The core Radient solution

Founded in Toronto in 2001, the now Edmonton-based company Radient Technologies Inc. has developed a new, faster way to extract high-value natural compounds from plant biomasses. Using a microwave-assisted process, it can extract valuable material from flax, rosemary, berries, algae and other types of biomass. The extracts it produces can be used as nutraceuticals and food additives in natural health products, pharmaceuticals, and cosmetic ingredients.

“We’ll take that from an almost waste stream, extract further actives from that and then put that spent biomass back for use either as a fuel or an animal feed,” said founder Steven Splinter, who is also the company’s chief technology officer.

Radient commercial size production plant i Edmonton, Canada
Radient commercial size production plant i Edmonton, Canada

The exact list of products isn’t made public for commercial reasons, but the company can process up to five tonnes of biomass a day in its new 20,000-square-foot manufacturing facility. The extracts it produces can be used as nutraceuticals and food additives in natural health products, pharmaceuticals, and cosmetic ingredients.
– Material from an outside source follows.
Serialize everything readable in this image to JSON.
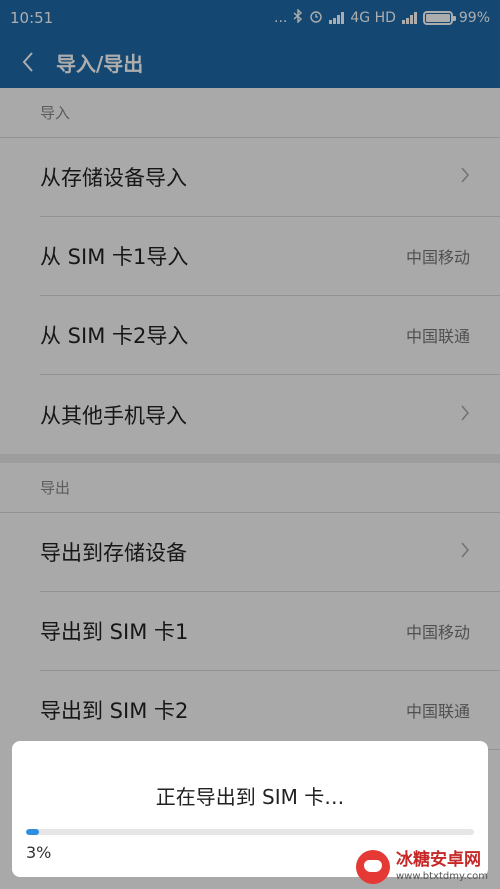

Its customers range from big multinationals to smaller companies developing new and innovative products, said Splinter.

“We’re really a business-to-business group, so we’re not selling locally and will not brand and sell our own products,” said Splinter.

While extraction has been done for centuries, using microwaves reduces processing time and costs while also producing purer compounds, higher yields, and different extract profiles.

“It’s also environmentally friendly because you extract quickly, use less solvent and less energy and you’re reducing greenhouse gas emissions,” said Splinter.

The company made its way to Edmonton in 2009 and recently began trading on the TSX Venture Exchange after raising $14 million from investors.

Companies like Radient are good for Canada, Mike Raymont, CEO of venture capital firm AVAC, said at the official opening of the plant earlier this month. “Canada has actually run a deficit in processed foods, not in the whole agricultural area, but in upgraded food, in value added, where the money really is,” said Raymont.